Dr. Georges Benjamin, the executive director of the American Public Health Association, will be coming to ETSU to talk about this very subject in the Millennium Centre Oct. 30 at 6 p.m.
Dr. Randy Wykoff, the dean of the college of Public Health, says Benjamin is an expert in his field and excellent person to be speaking on this subject.
“He’s a very well-known national leader in health policy,” Wykoff said. “It’s a real honor to have someone like him in our region.”
The college of Public Health brings in different professionals to speak on topics such as this, giving the community an opportunity to listen to and discuss various ideas and issues within the field of public health.
“We have a series called ‘The Leading Voices in Public Health,’” Wykoff said. “We bring in these top-level people and let them talk about whatever they’re interested in. For the last 11 years or so, we’ve been bringing in outside folks who are experts in all sorts of different areas.”
Not only will Benjamin be discussing how to improve health of communities on a national scale, he will also talk about ways East Tennessee specifically can do this.
“He’ll be talking about how to create healthy communities,” Wykoff said. “He will be discussing what we would have to do to build the healthiest nation in the world, which is really important for us in this region. What are some things in North East Tennessee that we can do to improve our health?”
The American Public Health Association represents all the state public health associations. Wykoff encourages anyone involved in any form of public health to attend.
“I would encourage any student who is thinking they want to be in the health sciences or any kind of city development to come listen to this and see what he has to say,” Wykoff said. “I think it will be really interesting to anyone who is interested in the health sciences or anyone who is going to medical or pharmacy school. These kind of issues really cross disciplines. They’re important to everyone.”
Anyone in the community that is interested can attend the event. The topic will be relevant to anyone who values the health of the community and communities in the country.
“We encourage everyone to come,” Wykoff said. “What we ideally like is the speaker to encourage us to start thinking and talking about new issues.”

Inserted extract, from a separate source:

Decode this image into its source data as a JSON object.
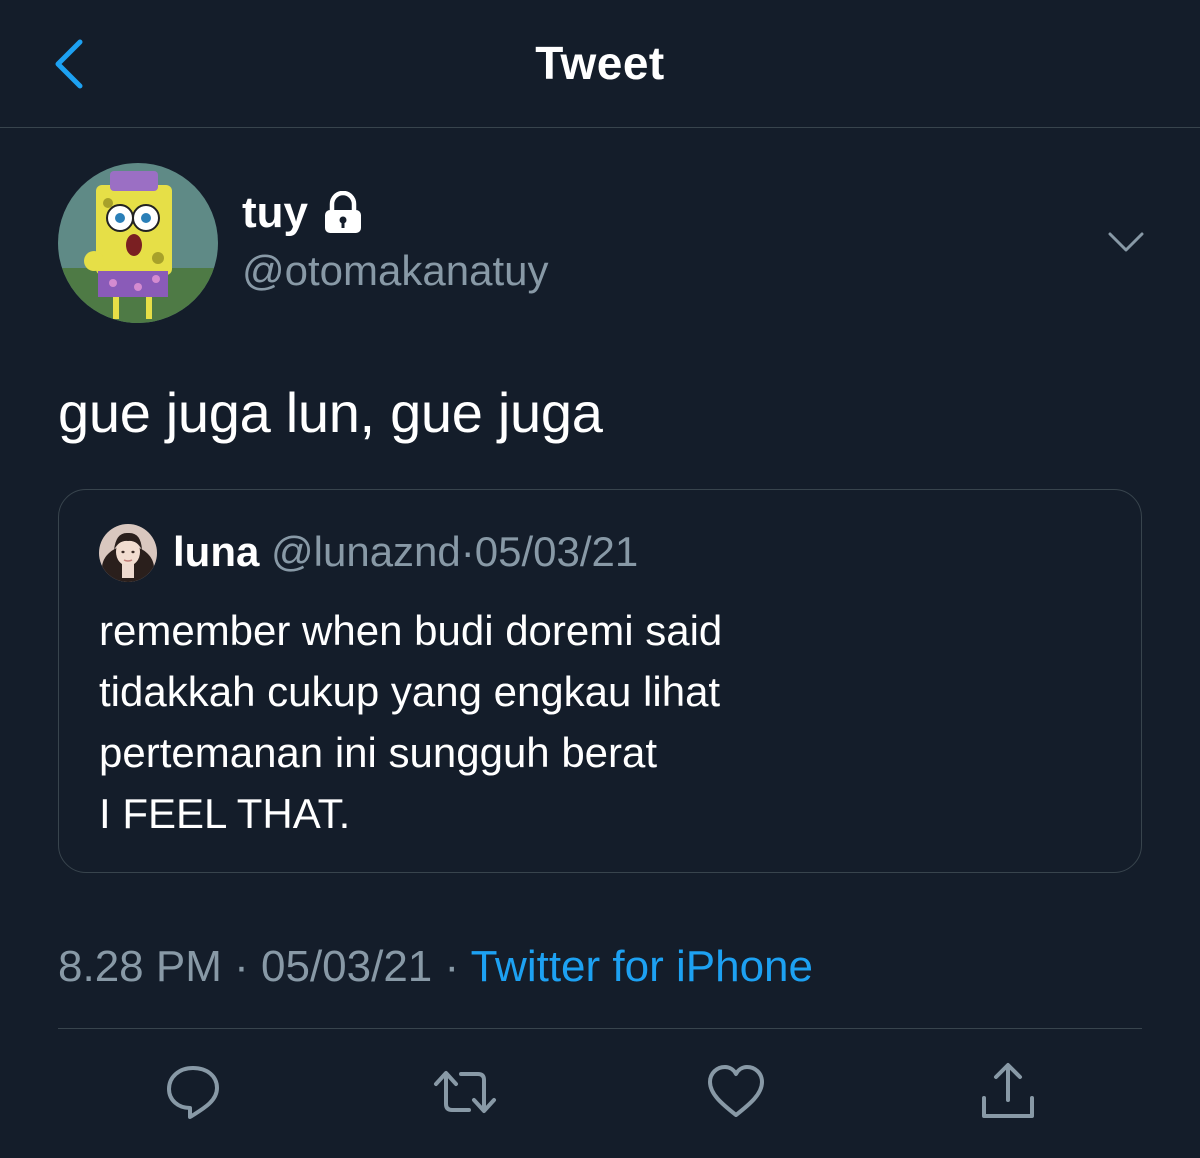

Wykoff expects the talk to be beneficial and hopes it will start a dialogue about public health.
“I’m excited,” he said. “I look forward to hearing what he has to say.”